### TASK TO CARRY OUT
Your answer must match the data word for word.

### Excerpts from an interface dataset
========================
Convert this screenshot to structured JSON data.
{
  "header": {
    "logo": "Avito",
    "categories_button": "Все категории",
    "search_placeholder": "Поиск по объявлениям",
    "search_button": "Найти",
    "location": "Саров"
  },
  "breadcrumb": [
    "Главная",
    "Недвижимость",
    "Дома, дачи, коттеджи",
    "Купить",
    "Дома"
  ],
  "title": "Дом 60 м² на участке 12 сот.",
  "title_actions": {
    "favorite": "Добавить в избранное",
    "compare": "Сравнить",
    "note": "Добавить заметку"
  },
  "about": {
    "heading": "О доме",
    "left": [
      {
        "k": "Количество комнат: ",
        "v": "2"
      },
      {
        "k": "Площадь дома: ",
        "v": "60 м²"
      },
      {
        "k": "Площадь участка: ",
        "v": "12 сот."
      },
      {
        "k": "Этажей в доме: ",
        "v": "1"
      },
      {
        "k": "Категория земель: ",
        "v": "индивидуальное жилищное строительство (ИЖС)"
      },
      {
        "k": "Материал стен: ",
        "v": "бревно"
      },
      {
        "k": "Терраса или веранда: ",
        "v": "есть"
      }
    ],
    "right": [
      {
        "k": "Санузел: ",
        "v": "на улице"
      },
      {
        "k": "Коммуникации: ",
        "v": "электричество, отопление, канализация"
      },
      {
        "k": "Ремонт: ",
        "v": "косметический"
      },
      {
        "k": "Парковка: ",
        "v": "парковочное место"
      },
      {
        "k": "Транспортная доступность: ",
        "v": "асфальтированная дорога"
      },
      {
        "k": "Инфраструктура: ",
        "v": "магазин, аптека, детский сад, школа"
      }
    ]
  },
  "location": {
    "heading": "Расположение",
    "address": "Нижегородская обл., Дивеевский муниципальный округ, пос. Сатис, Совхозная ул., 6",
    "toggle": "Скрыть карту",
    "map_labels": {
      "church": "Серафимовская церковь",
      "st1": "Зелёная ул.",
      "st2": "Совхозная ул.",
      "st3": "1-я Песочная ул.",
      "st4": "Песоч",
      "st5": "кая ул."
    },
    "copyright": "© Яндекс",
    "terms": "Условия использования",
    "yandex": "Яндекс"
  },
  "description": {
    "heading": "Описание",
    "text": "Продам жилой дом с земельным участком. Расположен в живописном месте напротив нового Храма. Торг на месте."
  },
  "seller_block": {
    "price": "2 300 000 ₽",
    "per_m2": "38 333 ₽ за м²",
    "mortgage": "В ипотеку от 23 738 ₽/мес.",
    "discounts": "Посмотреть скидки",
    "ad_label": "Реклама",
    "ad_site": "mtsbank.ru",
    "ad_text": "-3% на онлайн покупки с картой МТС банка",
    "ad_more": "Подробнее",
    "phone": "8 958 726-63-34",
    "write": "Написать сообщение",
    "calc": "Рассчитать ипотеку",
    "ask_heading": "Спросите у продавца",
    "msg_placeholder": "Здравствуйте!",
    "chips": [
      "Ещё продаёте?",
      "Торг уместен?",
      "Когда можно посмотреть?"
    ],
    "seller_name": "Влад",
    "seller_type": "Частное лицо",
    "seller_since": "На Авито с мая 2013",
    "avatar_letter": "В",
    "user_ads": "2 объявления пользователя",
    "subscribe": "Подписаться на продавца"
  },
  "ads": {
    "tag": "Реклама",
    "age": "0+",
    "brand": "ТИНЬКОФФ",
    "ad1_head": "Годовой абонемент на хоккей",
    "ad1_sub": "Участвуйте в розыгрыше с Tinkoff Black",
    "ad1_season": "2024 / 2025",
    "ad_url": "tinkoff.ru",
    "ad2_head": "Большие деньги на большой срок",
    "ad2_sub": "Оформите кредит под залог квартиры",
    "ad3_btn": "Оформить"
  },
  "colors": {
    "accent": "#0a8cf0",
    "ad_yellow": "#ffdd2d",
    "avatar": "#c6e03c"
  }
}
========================
### RESPONSE
Convert this screenshot to structured JSON data.
{
  "header": {
    "logo": "Avito",
    "categories_button": "Все категории",
    "search_placeholder": "Поиск по объявлениям",
    "search_button": "Найти",
    "location": "Саров"
  },
  "breadcrumb": [
    "Главная",
    "Недвижимость",
    "Дома, дачи, коттеджи",
    "Купить",
    "Дома"
  ],
  "title": "Дом 60 м² на участке 12 сот.",
  "title_actions": {
    "favorite": "Добавить в избранное",
    "compare": "Сравнить",
    "note": "Добавить заметку"
  },
  "about": {
    "heading": "О доме",
    "left": [
      {
        "k": "Количество комнат: ",
        "v": "2"
      },
      {
        "k": "Площадь дома: ",
        "v": "60 м²"
      },
      {
        "k": "Площадь участка: ",
        "v": "12 сот."
      },
      {
        "k": "Этажей в доме: ",
        "v": "1"
      },
      {
        "k": "Категория земель: ",
        "v": "индивидуальное жилищное строительство (ИЖС)"
      },
      {
        "k": "Материал стен: ",
        "v": "бревно"
      },
      {
        "k": "Терраса или веранда: ",
        "v": "есть"
      }
    ],
    "right": [
      {
        "k": "Санузел: ",
        "v": "на улице"
      },
      {
        "k": "Коммуникации: ",
        "v": "электричество, отопление, канализация"
      },
      {
        "k": "Ремонт: ",
        "v": "косметический"
      },
      {
        "k": "Парковка: ",
        "v": "парковочное место"
      },
      {
        "k": "Транспортная доступность: ",
        "v": "асфальтированная дорога"
      },
      {
        "k": "Инфраструктура: ",
        "v": "магазин, аптека, детский сад, школа"
      }
    ]
  },
  "location": {
    "heading": "Расположение",
    "address": "Нижегородская обл., Дивеевский муниципальный округ, пос. Сатис, Совхозная ул., 6",
    "toggle": "Скрыть карту",
    "map_labels": {
      "church": "Серафимовская церковь",
      "st1": "Зелёная ул.",
      "st2": "Совхозная ул.",
      "st3": "1-я Песочная ул.",
      "st4": "Песоч",
      "st5": "кая ул."
    },
    "copyright": "© Яндекс",
    "terms": "Условия использования",
    "yandex": "Яндекс"
  },
  "description": {
    "heading": "Описание",
    "text": "Продам жилой дом с земельным участком. Расположен в живописном месте напротив нового Храма. Торг на месте."
  },
  "seller_block": {
    "price": "2 300 000 ₽",
    "per_m2": "38 333 ₽ за м²",
    "mortgage": "В ипотеку от 23 738 ₽/мес.",
    "discounts": "Посмотреть скидки",
    "ad_label": "Реклама",
    "ad_site": "mtsbank.ru",
    "ad_text": "-3% на онлайн покупки с картой МТС банка",
    "ad_more": "Подробнее",
    "phone": "8 958 726-63-34",
    "write": "Написать сообщение",
    "calc": "Рассчитать ипотеку",
    "ask_heading": "Спросите у продавца",
    "msg_placeholder": "Здравствуйте!",
    "chips": [
      "Ещё продаёте?",
      "Торг уместен?",
      "Когда можно посмотреть?"
    ],
    "seller_name": "Влад",
    "seller_type": "Частное лицо",
    "seller_since": "На Авито с мая 2013",
    "avatar_letter": "В",
    "user_ads": "2 объявления пользователя",
    "subscribe": "Подписаться на продавца"
  },
  "ads": {
    "tag": "Реклама",
    "age": "0+",
    "brand": "ТИНЬКОФФ",
    "ad1_head": "Годовой абонемент на хоккей",
    "ad1_sub": "Участвуйте в розыгрыше с Tinkoff Black",
    "ad1_season": "2024 / 2025",
    "ad_url": "tinkoff.ru",
    "ad2_head": "Большие деньги на большой срок",
    "ad2_sub": "Оформите кредит под залог квартиры",
    "ad3_btn": "Оформить"
  },
  "colors": {
    "accent": "#0a8cf0",
    "ad_yellow": "#ffdd2d",
    "avatar": "#c6e03c"
  }
}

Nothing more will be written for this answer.